# Aim of the task:
For every entry below, give it back exactly and leave out any image.

START Entries shown

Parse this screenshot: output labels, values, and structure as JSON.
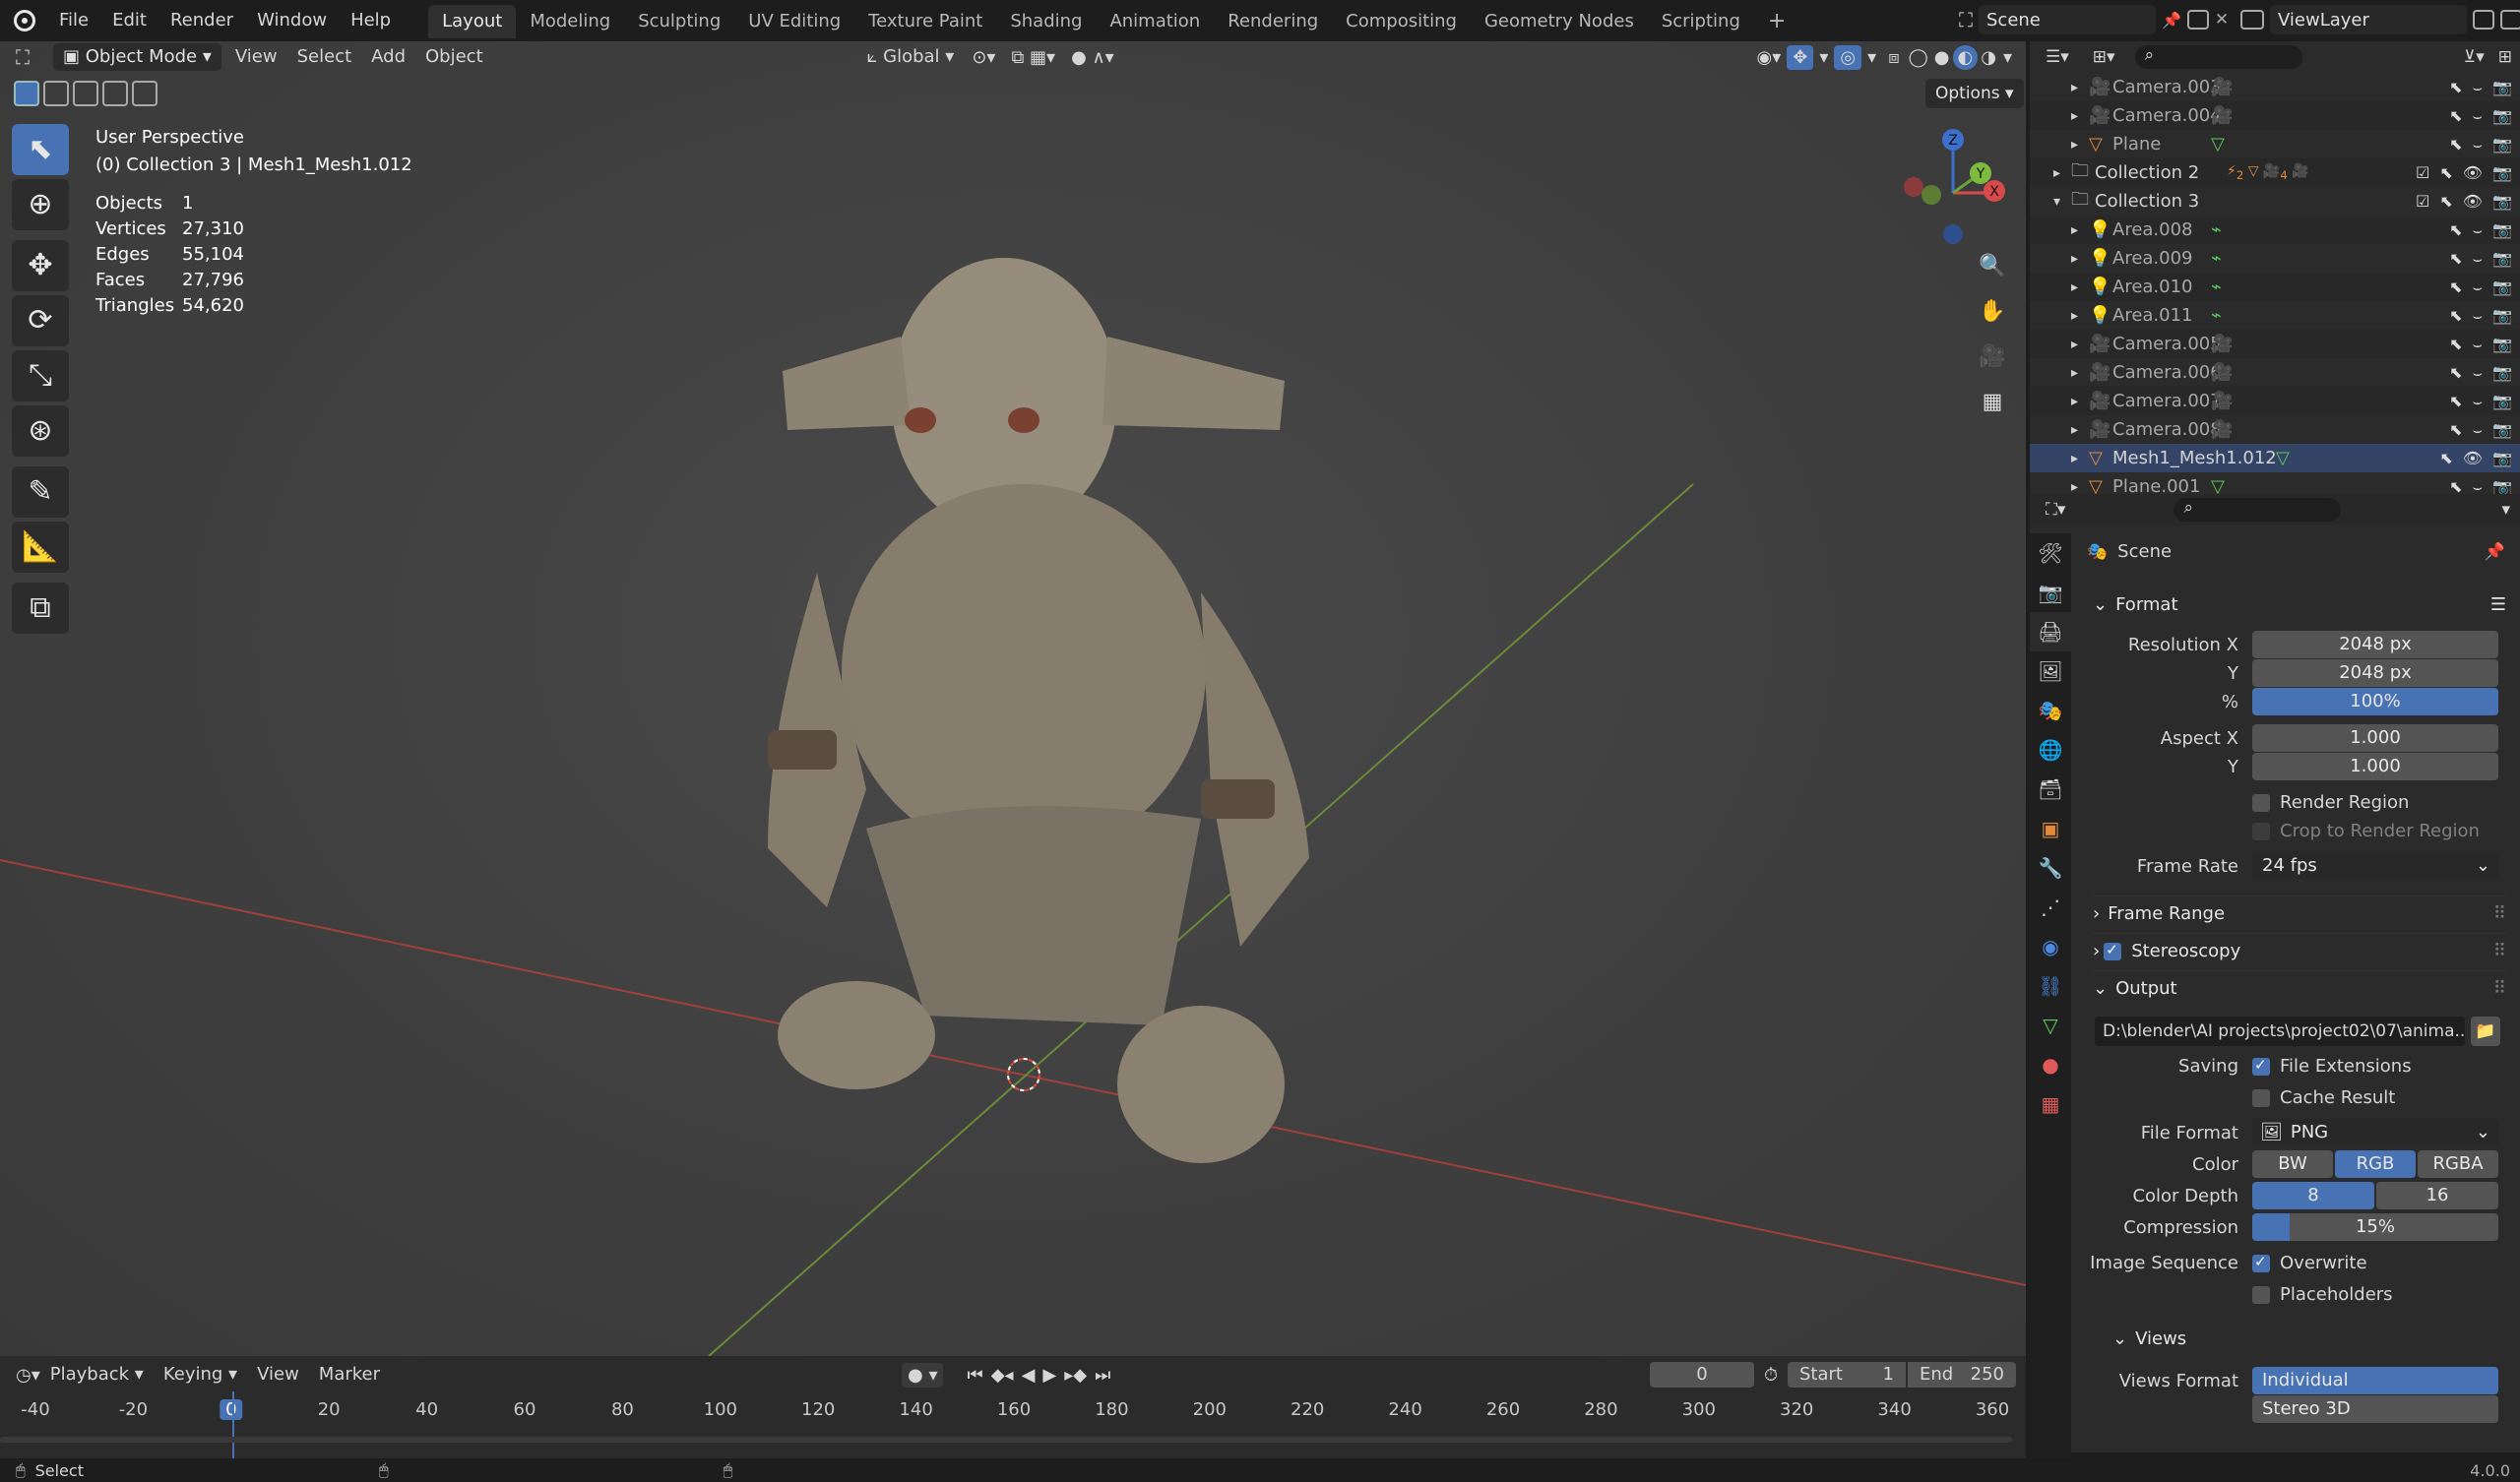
{
  "topbar": {
    "menus": [
      "File",
      "Edit",
      "Render",
      "Window",
      "Help"
    ],
    "workspaces": [
      "Layout",
      "Modeling",
      "Sculpting",
      "UV Editing",
      "Texture Paint",
      "Shading",
      "Animation",
      "Rendering",
      "Compositing",
      "Geometry Nodes",
      "Scripting"
    ],
    "active_workspace": "Layout",
    "add_tab": "+",
    "scene_name": "Scene",
    "view_layer": "ViewLayer"
  },
  "viewport_header": {
    "mode": "Object Mode",
    "menus": [
      "View",
      "Select",
      "Add",
      "Object"
    ],
    "transform_orientation": "Global",
    "options": "Options"
  },
  "overlay": {
    "perspective": "User Perspective",
    "collection": "(0) Collection 3 | Mesh1_Mesh1.012",
    "stats": [
      {
        "label": "Objects",
        "value": "1"
      },
      {
        "label": "Vertices",
        "value": "27,310"
      },
      {
        "label": "Edges",
        "value": "55,104"
      },
      {
        "label": "Faces",
        "value": "27,796"
      },
      {
        "label": "Triangles",
        "value": "54,620"
      }
    ],
    "gizmo": {
      "z": "Z",
      "y": "Y",
      "x": "X"
    }
  },
  "outliner": {
    "rows": [
      {
        "name": "Camera.003",
        "type": "camera",
        "indent": 2
      },
      {
        "name": "Camera.004",
        "type": "camera",
        "indent": 2
      },
      {
        "name": "Plane",
        "type": "mesh",
        "indent": 2
      },
      {
        "name": "Collection 2",
        "type": "collection",
        "indent": 1,
        "expanded": false,
        "badge2": "2",
        "badge4": "4"
      },
      {
        "name": "Collection 3",
        "type": "collection",
        "indent": 1,
        "expanded": true
      },
      {
        "name": "Area.008",
        "type": "light",
        "indent": 2
      },
      {
        "name": "Area.009",
        "type": "light",
        "indent": 2
      },
      {
        "name": "Area.010",
        "type": "light",
        "indent": 2
      },
      {
        "name": "Area.011",
        "type": "light",
        "indent": 2
      },
      {
        "name": "Camera.005",
        "type": "camera",
        "indent": 2
      },
      {
        "name": "Camera.006",
        "type": "camera",
        "indent": 2
      },
      {
        "name": "Camera.007",
        "type": "camera",
        "indent": 2
      },
      {
        "name": "Camera.008",
        "type": "camera",
        "indent": 2
      },
      {
        "name": "Mesh1_Mesh1.012",
        "type": "mesh",
        "indent": 2,
        "active": true
      },
      {
        "name": "Plane.001",
        "type": "mesh",
        "indent": 2
      }
    ]
  },
  "properties": {
    "context": "Scene",
    "format": {
      "title": "Format",
      "resolution_x_label": "Resolution X",
      "resolution_x": "2048 px",
      "y_label": "Y",
      "resolution_y": "2048 px",
      "pct_label": "%",
      "resolution_pct": "100%",
      "aspect_x_label": "Aspect X",
      "aspect_x": "1.000",
      "aspect_y": "1.000",
      "render_region": "Render Region",
      "crop_region": "Crop to Render Region",
      "frame_rate_label": "Frame Rate",
      "frame_rate": "24 fps"
    },
    "frame_range": "Frame Range",
    "stereoscopy": "Stereoscopy",
    "output": {
      "title": "Output",
      "path": "D:\\blender\\AI projects\\project02\\07\\anima...",
      "saving_label": "Saving",
      "file_extensions": "File Extensions",
      "cache_result": "Cache Result",
      "file_format_label": "File Format",
      "file_format": "PNG",
      "color_label": "Color",
      "color_options": [
        "BW",
        "RGB",
        "RGBA"
      ],
      "color_selected": "RGB",
      "color_depth_label": "Color Depth",
      "color_depth_options": [
        "8",
        "16"
      ],
      "color_depth_selected": "8",
      "compression_label": "Compression",
      "compression": "15%",
      "compression_value": 0.15,
      "image_sequence_label": "Image Sequence",
      "overwrite": "Overwrite",
      "placeholders": "Placeholders"
    },
    "views": {
      "title": "Views",
      "views_format_label": "Views Format",
      "options": [
        "Individual",
        "Stereo 3D"
      ],
      "selected": "Individual"
    }
  },
  "timeline": {
    "menus": [
      "Playback",
      "Keying",
      "View",
      "Marker"
    ],
    "current_frame": "0",
    "start_label": "Start",
    "start": "1",
    "end_label": "End",
    "end": "250",
    "ruler": [
      "-40",
      "-20",
      "0",
      "20",
      "40",
      "60",
      "80",
      "100",
      "120",
      "140",
      "160",
      "180",
      "200",
      "220",
      "240",
      "260",
      "280",
      "300",
      "320",
      "340",
      "360"
    ]
  },
  "statusbar": {
    "select": "Select",
    "version": "4.0.0"
  }
}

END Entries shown

# Result for this exercise:
Parse this screenshot: output labels, values, and structure as JSON.
{
  "topbar": {
    "menus": [
      "File",
      "Edit",
      "Render",
      "Window",
      "Help"
    ],
    "workspaces": [
      "Layout",
      "Modeling",
      "Sculpting",
      "UV Editing",
      "Texture Paint",
      "Shading",
      "Animation",
      "Rendering",
      "Compositing",
      "Geometry Nodes",
      "Scripting"
    ],
    "active_workspace": "Layout",
    "add_tab": "+",
    "scene_name": "Scene",
    "view_layer": "ViewLayer"
  },
  "viewport_header": {
    "mode": "Object Mode",
    "menus": [
      "View",
      "Select",
      "Add",
      "Object"
    ],
    "transform_orientation": "Global",
    "options": "Options"
  },
  "overlay": {
    "perspective": "User Perspective",
    "collection": "(0) Collection 3 | Mesh1_Mesh1.012",
    "stats": [
      {
        "label": "Objects",
        "value": "1"
      },
      {
        "label": "Vertices",
        "value": "27,310"
      },
      {
        "label": "Edges",
        "value": "55,104"
      },
      {
        "label": "Faces",
        "value": "27,796"
      },
      {
        "label": "Triangles",
        "value": "54,620"
      }
    ],
    "gizmo": {
      "z": "Z",
      "y": "Y",
      "x": "X"
    }
  },
  "outliner": {
    "rows": [
      {
        "name": "Camera.003",
        "type": "camera",
        "indent": 2
      },
      {
        "name": "Camera.004",
        "type": "camera",
        "indent": 2
      },
      {
        "name": "Plane",
        "type": "mesh",
        "indent": 2
      },
      {
        "name": "Collection 2",
        "type": "collection",
        "indent": 1,
        "expanded": false,
        "badge2": "2",
        "badge4": "4"
      },
      {
        "name": "Collection 3",
        "type": "collection",
        "indent": 1,
        "expanded": true
      },
      {
        "name": "Area.008",
        "type": "light",
        "indent": 2
      },
      {
        "name": "Area.009",
        "type": "light",
        "indent": 2
      },
      {
        "name": "Area.010",
        "type": "light",
        "indent": 2
      },
      {
        "name": "Area.011",
        "type": "light",
        "indent": 2
      },
      {
        "name": "Camera.005",
        "type": "camera",
        "indent": 2
      },
      {
        "name": "Camera.006",
        "type": "camera",
        "indent": 2
      },
      {
        "name": "Camera.007",
        "type": "camera",
        "indent": 2
      },
      {
        "name": "Camera.008",
        "type": "camera",
        "indent": 2
      },
      {
        "name": "Mesh1_Mesh1.012",
        "type": "mesh",
        "indent": 2,
        "active": true
      },
      {
        "name": "Plane.001",
        "type": "mesh",
        "indent": 2
      }
    ]
  },
  "properties": {
    "context": "Scene",
    "format": {
      "title": "Format",
      "resolution_x_label": "Resolution X",
      "resolution_x": "2048 px",
      "y_label": "Y",
      "resolution_y": "2048 px",
      "pct_label": "%",
      "resolution_pct": "100%",
      "aspect_x_label": "Aspect X",
      "aspect_x": "1.000",
      "aspect_y": "1.000",
      "render_region": "Render Region",
      "crop_region": "Crop to Render Region",
      "frame_rate_label": "Frame Rate",
      "frame_rate": "24 fps"
    },
    "frame_range": "Frame Range",
    "stereoscopy": "Stereoscopy",
    "output": {
      "title": "Output",
      "path": "D:\\blender\\AI projects\\project02\\07\\anima...",
      "saving_label": "Saving",
      "file_extensions": "File Extensions",
      "cache_result": "Cache Result",
      "file_format_label": "File Format",
      "file_format": "PNG",
      "color_label": "Color",
      "color_options": [
        "BW",
        "RGB",
        "RGBA"
      ],
      "color_selected": "RGB",
      "color_depth_label": "Color Depth",
      "color_depth_options": [
        "8",
        "16"
      ],
      "color_depth_selected": "8",
      "compression_label": "Compression",
      "compression": "15%",
      "compression_value": 0.15,
      "image_sequence_label": "Image Sequence",
      "overwrite": "Overwrite",
      "placeholders": "Placeholders"
    },
    "views": {
      "title": "Views",
      "views_format_label": "Views Format",
      "options": [
        "Individual",
        "Stereo 3D"
      ],
      "selected": "Individual"
    }
  },
  "timeline": {
    "menus": [
      "Playback",
      "Keying",
      "View",
      "Marker"
    ],
    "current_frame": "0",
    "start_label": "Start",
    "start": "1",
    "end_label": "End",
    "end": "250",
    "ruler": [
      "-40",
      "-20",
      "0",
      "20",
      "40",
      "60",
      "80",
      "100",
      "120",
      "140",
      "160",
      "180",
      "200",
      "220",
      "240",
      "260",
      "280",
      "300",
      "320",
      "340",
      "360"
    ]
  },
  "statusbar": {
    "select": "Select",
    "version": "4.0.0"
  }
}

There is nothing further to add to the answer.